▸ Work item:
Whenever a line in the entries below contains "time", copy that line.

Segment Start: Records for the task

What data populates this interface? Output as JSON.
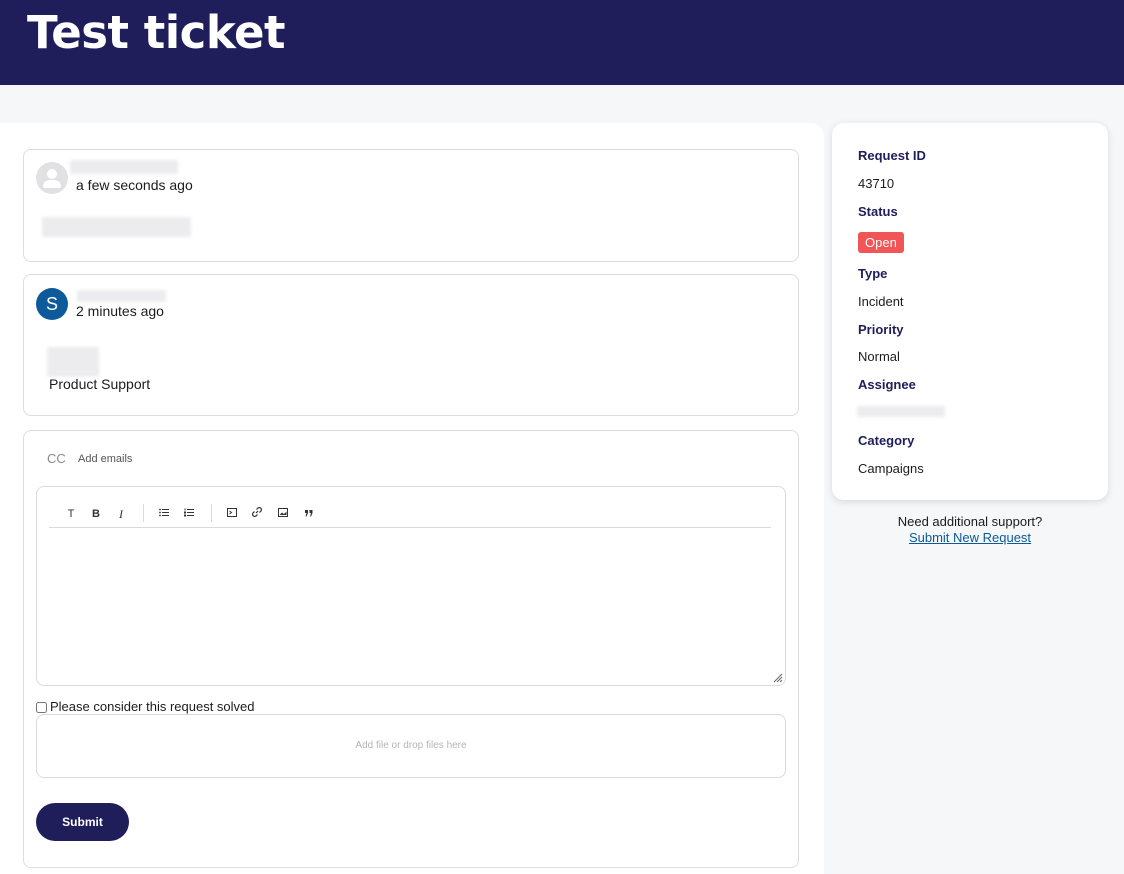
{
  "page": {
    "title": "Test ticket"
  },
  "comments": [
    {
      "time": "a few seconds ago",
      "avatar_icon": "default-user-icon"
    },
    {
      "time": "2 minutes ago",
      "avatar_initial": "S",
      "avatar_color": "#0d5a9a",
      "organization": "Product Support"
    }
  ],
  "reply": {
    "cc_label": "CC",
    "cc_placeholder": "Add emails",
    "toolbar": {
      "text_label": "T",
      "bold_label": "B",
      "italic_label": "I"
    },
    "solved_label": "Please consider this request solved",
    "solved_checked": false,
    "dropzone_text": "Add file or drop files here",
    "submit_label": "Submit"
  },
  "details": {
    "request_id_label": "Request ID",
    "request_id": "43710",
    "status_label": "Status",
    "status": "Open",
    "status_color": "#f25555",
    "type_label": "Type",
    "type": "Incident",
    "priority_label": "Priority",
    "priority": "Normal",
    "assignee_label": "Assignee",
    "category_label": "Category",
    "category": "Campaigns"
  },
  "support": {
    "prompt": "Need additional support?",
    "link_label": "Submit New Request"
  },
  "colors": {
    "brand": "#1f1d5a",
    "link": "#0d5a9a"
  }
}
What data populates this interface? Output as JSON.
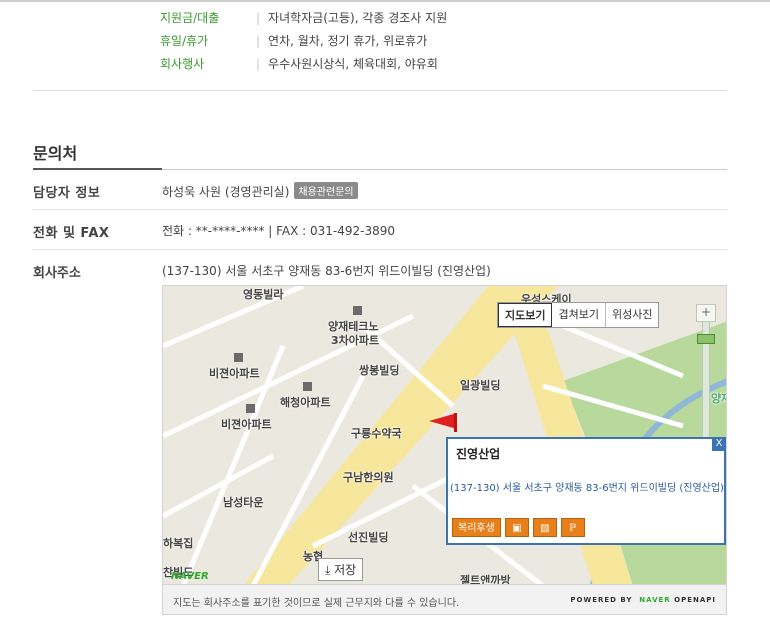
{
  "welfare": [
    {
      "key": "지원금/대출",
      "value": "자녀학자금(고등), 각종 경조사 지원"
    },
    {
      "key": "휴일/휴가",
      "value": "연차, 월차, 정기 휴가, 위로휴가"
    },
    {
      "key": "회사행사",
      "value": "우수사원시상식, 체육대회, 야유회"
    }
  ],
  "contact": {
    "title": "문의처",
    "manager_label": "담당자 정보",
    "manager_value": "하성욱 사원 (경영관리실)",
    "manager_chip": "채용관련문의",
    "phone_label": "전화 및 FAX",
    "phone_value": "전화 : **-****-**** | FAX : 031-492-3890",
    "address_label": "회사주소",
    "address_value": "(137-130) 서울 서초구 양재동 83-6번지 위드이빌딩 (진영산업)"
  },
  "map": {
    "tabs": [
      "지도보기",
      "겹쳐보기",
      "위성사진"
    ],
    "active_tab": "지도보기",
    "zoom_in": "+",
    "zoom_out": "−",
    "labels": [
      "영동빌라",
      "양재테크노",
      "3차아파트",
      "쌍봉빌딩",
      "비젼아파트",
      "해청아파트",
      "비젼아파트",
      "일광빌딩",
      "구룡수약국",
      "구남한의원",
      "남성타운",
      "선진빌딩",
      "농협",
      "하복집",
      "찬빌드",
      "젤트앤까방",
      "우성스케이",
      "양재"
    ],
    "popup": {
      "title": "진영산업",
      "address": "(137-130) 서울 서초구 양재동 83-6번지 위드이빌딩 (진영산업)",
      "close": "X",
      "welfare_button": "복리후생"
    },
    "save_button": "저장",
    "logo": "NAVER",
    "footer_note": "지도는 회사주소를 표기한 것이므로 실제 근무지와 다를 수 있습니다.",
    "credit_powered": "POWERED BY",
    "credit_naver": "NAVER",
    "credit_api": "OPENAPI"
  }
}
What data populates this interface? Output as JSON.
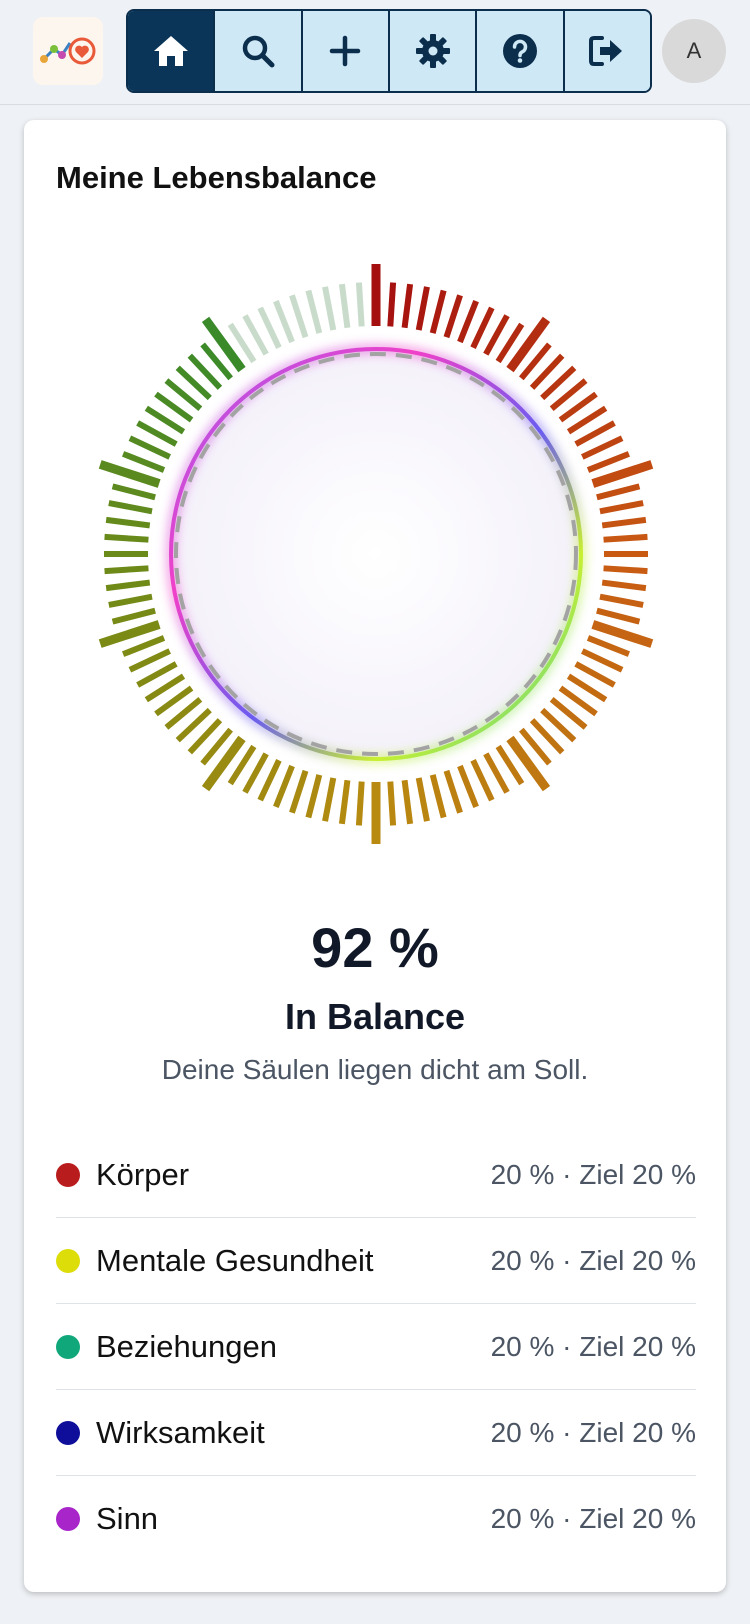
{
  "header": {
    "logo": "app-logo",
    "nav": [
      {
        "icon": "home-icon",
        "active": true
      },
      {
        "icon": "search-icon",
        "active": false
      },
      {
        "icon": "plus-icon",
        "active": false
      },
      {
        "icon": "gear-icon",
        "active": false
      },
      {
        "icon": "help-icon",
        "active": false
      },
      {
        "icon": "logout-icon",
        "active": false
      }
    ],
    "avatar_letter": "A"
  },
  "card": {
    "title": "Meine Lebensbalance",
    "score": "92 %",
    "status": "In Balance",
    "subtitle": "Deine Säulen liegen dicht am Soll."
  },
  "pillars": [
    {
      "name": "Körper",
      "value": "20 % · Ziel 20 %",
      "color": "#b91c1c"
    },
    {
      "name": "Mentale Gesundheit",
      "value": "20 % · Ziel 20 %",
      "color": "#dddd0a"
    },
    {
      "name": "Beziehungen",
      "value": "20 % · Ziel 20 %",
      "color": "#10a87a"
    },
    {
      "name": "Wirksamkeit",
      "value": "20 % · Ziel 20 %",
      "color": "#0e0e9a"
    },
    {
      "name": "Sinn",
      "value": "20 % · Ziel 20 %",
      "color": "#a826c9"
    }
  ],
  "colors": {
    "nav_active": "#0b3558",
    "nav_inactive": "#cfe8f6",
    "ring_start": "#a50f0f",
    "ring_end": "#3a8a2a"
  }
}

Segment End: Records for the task

▸ Response to this exercise:
      "time": "a few seconds ago",
      "time": "2 minutes ago",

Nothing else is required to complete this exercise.